It’s #TravelTuesday right here on Scott’s blog, and that means that I, Dave Williams, am here!
It has been a full-on week with lots of prep and planning for a couple of upcoming missions for me. I’ve been working through files from my most recent trip to Norway, and I’m lining up ideas for a little trip to Dorset this weekend for my birthday. It’s all go here, and to top it all off, I’m formulating ideas for an awesome project that has already started rolling: The Diary of the Traveling Platypod, which sees a Platypod Ultra travel the world to help create amazing images (#TravelingUltra)! Larry, the creator of Platypod, sent it to Gilmar Smith to begin its journey, and now I have it! You can sign up here if you want to host the Ultra on its global journey.

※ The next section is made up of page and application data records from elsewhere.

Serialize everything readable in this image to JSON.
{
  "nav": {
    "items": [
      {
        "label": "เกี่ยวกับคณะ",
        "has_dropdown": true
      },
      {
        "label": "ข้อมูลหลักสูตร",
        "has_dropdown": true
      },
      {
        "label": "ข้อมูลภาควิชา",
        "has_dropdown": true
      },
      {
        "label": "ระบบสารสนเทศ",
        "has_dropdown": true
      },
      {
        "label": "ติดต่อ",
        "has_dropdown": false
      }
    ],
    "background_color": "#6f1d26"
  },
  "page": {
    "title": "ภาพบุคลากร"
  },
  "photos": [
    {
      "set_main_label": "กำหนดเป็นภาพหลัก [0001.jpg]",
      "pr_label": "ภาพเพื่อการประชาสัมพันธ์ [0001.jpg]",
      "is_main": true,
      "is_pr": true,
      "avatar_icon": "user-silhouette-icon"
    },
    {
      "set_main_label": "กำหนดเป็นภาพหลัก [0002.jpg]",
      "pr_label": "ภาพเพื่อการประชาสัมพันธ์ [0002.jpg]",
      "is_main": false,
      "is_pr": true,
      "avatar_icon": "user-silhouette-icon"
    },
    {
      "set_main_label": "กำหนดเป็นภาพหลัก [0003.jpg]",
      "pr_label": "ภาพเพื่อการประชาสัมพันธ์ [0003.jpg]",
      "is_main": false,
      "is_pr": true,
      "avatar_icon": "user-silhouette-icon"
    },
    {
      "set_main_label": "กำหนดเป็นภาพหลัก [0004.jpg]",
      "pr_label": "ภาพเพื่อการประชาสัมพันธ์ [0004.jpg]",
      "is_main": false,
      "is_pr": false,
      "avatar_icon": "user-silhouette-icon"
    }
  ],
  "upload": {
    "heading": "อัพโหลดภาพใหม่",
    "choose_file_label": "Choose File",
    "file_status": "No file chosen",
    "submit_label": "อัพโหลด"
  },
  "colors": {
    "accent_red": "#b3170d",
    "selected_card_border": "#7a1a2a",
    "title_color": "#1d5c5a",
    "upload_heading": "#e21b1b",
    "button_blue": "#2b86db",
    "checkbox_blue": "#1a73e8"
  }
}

But, let’s get back on track and take a look at a cool Adobe Camera Raw trick that can help you create an HDR look from a single file.
HDR (High Dynamic Range) is a look that has come in and out of fashion, but the concept behind it remains very useful. With this trick, you can take a single exposure, so long as it isn’t overly clipped either
Here’s a fairly bland shot of a Norwegian road in Senja, turning a corner along the edge of a fjord, with the rugged mountainscape background (mountainscape—definitely a real word).
You can see it’s pretty “regular” looking—more of a snapshot than a creative photograph. By opening this RAW file in Camera Raw and maxing out some sliders, we can really bring it to life.
If we first consider what HDR processing involves, we can start by replicating it. We’ll do this by bringing in the darkest elements of the brightest exposure and the brightest elements of the darkest exposure by setting the Highlights slider to –100 and the Shadows slider to +100. We can give some “punch” to the image by also setting the Contrast slider to +100 and the Clarity slider to +100, increasing the contrast across the entire dynamic range of the image.
Once this is done, we’ll likely end up with something a little bit dodgy looking, but stick with me. The last little tweak is the Exposure slider. We’ll just move this slightly in order to reduce that overly dramatic hit. In this image, I’ve moved it to 0.60, and it has done just the trick.
We now have that HDR look from a single exposure, and it was incredibly easy!